51.

asked the Prime Minister whether his attention has been called to the great inconvenience and loss which is occurring in the pottery industry, Stoke-on-Trent, owing to a serious shortage of ball clay consequent upon the failure of the Ministry of Transport to provide transport facilities; whether he is aware that the clay is loaded into trucks at Newton Abbot and forwarded to Gloucester, where it is unloaded and then loaded again into small boats and forwarded by canal to its destination; that this method of transport cannot keep the factories supplied with clay; that the factories in consequence of the delay are being compelled to suspend operations, one important factory having already done so; whether he can say that the workpeople who are thrown out of employment for want of clay will be entitled to out-of-work donation; whether he is aware that the Ministry of Transport admit their failure to provide adequate railway transport facilities, although the railways are under the con- trol of the Government and Minister of Transport; and whether any steps can be devised for meeting this difficulty?

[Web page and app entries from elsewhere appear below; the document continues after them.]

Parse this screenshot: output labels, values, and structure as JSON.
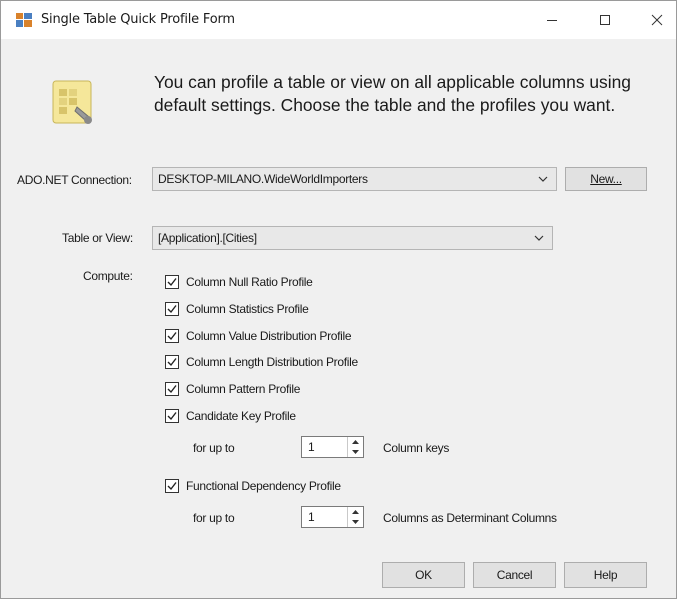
{
  "window": {
    "title": "Single Table Quick Profile Form"
  },
  "intro": {
    "text": "You can profile a table or view on all applicable columns using default settings. Choose the table and the profiles you want."
  },
  "connection": {
    "label": "ADO.NET Connection:",
    "value": "DESKTOP-MILANO.WideWorldImporters",
    "new_button": "New..."
  },
  "table": {
    "label": "Table or View:",
    "value": "[Application].[Cities]"
  },
  "compute": {
    "label": "Compute:",
    "profiles": [
      {
        "label": "Column Null Ratio Profile",
        "checked": true
      },
      {
        "label": "Column Statistics Profile",
        "checked": true
      },
      {
        "label": "Column Value Distribution Profile",
        "checked": true
      },
      {
        "label": "Column Length Distribution Profile",
        "checked": true
      },
      {
        "label": "Column Pattern Profile",
        "checked": true
      },
      {
        "label": "Candidate Key Profile",
        "checked": true
      },
      {
        "label": "Functional Dependency Profile",
        "checked": true
      }
    ],
    "candidate_key": {
      "prefix": "for up to",
      "value": "1",
      "suffix": "Column keys"
    },
    "functional_dependency": {
      "prefix": "for up to",
      "value": "1",
      "suffix": "Columns as Determinant Columns"
    }
  },
  "buttons": {
    "ok": "OK",
    "cancel": "Cancel",
    "help": "Help"
  },
  "icons": {
    "app": "ssis-profile-icon",
    "hero": "profile-wizard-icon",
    "minimize": "minimize-icon",
    "maximize": "maximize-icon",
    "close": "close-icon",
    "dropdown": "chevron-down-icon",
    "check": "checkmark-icon",
    "spin_up": "triangle-up-icon",
    "spin_down": "triangle-down-icon"
  },
  "colors": {
    "window_bg": "#f0f0f0",
    "title_bg": "#ffffff",
    "combo_bg": "#e8e8e8"
  }
}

The PARLIAMENTARY SECRETARY to the MINISTRY of TRANSPORT (Sir Rhys Williams):

I have been asked to reply to this question. As I informed the hon. Member on the 4th November, I am aware that ball clay from Newton Abbot to Stoke-on-Trent is being conveyed by rail from the former place to Gloucester, and is then being forwarded to its destination by water. In existing circumstances it is to the general interest that wherever possible traffic should be conveyed by water, and I am not prepared to agree that the ball clay should be carried by rail the whole distance. If that course were adopted the additional wagons necessary could only be provided at the expense of other commodities, since the total wagons available are insufficient to meet demands under present circumstances. I have consulted my right hon. Friend the Minister of Labour, who informs me that probably the workpeople thrown out of employment for the reasons stated in the question would be entitled to the out-of-work donation, but the decision in each case must necessarily depend on the particular circumstances.

Photo of Colonel Josiah Wedgwood Colonel Josiah Wedgwood , Newcastle-under-Lyme

If there is this shortage of !wagons cannot any of the wagons employed to bring coal from Durham to Staffordshire be employed to bring the clay from Gloucester?